“I enjoyed that I got to meet someone new. The person I was paired with I really got to know. We had a very interesting conversation that really got me to understand him and that part of the generation.” — Leah Lipsitch
Mostly, students’ comments were positive. The seventh-grade lead teachers expressed appreciation for the energy and often exhausting work that goes into the planning and execution of lessons and into interacting with people younger than oneself.
“I learned about how exhausted teachers must be. I learned how to cope with all ages. Also, I learned about a few more time management and public speaking skills. It was hard at first to stand up there with all those eyes beating down on us. But it also brought opportunity to do something great. So I think the other lead teachers and I showed some responsibility. We all tried to be great role models… We had to create an encouraging friendly space for them to get to know each other.” — Maya Patel
“One of my favorite parts of the trip was seeing all the fourth-graders having fun and learning. I really loved seeing that because we all worked so hard on making sure everything went smoothly and making sure that the activity was fun, and it was really rewarding to see all of the hard work come together.” — Chloe Bidgood
“I learned that managing groups while still keeping a focused mind was very difficult, and I have gained a lot of new respect for teachers now.” — Aneesh Patkar
Seventh-graders who had attended DA’s Lower School voiced their pleasure in seeing old haunts and former teachers. And all agreed that it had been a positive experience that should definitely be repeated in the years to come.
“I enjoyed meeting and learning about my partner, and I think that this was a really good way to get to know the fourth-graders while also connecting to the book.” — Gage Rogers
For me and the other adults present (which included all of the seventh-grade advisors), the human “quilt” of young people spread out on Brumley’s expansive floor was a heartening sight. Surely this is the way to make connections: sharing stories and laughter, thinking out loud, finding common ground and using words and art to illustrate the beautiful diversity of our community.

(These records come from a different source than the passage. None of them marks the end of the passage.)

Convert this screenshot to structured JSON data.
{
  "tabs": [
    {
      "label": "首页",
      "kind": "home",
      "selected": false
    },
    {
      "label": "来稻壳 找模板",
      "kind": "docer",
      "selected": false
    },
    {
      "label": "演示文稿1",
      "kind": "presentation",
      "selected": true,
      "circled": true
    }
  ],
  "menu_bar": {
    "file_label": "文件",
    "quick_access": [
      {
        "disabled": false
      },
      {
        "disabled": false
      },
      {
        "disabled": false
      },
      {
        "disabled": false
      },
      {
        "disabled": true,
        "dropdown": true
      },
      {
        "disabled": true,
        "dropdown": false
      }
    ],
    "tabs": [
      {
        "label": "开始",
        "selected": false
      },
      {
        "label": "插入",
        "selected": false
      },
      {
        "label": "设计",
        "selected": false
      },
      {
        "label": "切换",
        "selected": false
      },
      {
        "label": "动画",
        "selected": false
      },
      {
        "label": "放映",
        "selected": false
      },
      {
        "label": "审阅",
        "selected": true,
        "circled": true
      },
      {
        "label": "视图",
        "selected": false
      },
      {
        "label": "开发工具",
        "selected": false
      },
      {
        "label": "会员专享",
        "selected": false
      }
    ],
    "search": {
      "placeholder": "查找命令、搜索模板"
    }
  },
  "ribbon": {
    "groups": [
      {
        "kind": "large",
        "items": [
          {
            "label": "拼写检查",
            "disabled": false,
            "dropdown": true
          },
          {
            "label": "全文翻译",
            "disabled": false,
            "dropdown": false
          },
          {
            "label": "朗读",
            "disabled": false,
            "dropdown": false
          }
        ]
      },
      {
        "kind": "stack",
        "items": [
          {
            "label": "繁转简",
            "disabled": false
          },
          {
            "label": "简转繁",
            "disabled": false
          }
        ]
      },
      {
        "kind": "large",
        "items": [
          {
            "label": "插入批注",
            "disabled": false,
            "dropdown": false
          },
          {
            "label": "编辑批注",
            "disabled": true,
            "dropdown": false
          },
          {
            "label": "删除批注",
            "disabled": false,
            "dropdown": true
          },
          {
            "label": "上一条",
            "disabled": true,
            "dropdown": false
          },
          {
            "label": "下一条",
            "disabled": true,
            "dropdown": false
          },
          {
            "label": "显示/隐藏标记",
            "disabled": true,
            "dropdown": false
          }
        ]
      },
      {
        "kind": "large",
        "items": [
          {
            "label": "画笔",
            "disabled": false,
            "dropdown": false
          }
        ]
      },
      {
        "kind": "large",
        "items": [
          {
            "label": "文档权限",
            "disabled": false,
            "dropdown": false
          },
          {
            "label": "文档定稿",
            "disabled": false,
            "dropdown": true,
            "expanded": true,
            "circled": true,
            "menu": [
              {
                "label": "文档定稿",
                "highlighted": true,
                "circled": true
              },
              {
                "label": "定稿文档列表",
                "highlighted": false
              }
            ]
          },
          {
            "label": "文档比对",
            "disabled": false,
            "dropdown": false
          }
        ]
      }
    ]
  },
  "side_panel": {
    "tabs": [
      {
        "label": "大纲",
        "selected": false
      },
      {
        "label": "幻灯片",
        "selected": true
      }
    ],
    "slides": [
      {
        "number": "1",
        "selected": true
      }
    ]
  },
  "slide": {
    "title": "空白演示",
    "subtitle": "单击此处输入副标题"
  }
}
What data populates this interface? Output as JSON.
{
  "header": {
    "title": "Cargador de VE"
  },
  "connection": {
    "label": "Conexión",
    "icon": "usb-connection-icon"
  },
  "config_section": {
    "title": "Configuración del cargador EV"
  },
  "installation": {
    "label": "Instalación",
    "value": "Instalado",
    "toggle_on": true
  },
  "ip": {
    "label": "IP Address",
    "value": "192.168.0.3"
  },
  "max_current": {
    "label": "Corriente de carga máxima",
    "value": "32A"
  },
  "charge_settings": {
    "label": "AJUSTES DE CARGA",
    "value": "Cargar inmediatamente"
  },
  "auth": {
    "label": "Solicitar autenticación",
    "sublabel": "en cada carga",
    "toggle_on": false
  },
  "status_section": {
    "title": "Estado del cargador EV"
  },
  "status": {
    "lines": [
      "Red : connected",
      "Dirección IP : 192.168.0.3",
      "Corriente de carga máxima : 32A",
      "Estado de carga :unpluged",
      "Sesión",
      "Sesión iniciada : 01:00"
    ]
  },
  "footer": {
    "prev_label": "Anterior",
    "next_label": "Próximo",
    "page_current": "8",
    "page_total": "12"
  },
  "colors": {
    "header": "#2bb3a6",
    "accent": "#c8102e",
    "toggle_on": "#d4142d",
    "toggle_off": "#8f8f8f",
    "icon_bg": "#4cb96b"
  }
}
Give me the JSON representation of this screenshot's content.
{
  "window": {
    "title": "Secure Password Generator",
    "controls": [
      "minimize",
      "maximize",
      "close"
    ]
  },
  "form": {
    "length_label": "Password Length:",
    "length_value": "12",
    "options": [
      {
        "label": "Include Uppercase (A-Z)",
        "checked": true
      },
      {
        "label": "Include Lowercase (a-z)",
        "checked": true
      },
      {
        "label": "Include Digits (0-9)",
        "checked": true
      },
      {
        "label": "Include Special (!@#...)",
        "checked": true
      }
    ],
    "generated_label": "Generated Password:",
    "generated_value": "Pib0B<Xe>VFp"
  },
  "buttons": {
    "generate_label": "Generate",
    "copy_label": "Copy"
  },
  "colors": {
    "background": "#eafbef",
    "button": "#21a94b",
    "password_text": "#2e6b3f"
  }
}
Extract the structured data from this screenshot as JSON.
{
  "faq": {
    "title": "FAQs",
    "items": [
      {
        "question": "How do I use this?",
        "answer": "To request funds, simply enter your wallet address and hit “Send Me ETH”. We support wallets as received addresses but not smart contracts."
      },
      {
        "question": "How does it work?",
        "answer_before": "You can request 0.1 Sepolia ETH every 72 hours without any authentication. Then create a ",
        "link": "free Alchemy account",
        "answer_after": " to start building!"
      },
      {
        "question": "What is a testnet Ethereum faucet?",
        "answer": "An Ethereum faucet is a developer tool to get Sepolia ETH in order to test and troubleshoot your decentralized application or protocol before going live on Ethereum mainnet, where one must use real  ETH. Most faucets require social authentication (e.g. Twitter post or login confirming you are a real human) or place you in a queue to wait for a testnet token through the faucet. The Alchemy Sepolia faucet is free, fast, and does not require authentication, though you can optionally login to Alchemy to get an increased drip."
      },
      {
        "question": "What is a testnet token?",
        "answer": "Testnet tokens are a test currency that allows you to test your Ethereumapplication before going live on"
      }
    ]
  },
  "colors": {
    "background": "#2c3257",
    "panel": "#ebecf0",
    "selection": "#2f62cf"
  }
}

The closing words of Woodson’s book articulate this message well: “And all at once, in a room where no one else is quite like you, the world opens itself up a little wider to make some space for you. This is the day you begin … to find the places inside your laughter and your lunches, your books, your travel and your stories, where every new friend has something else so fabulously not quite like you at all.”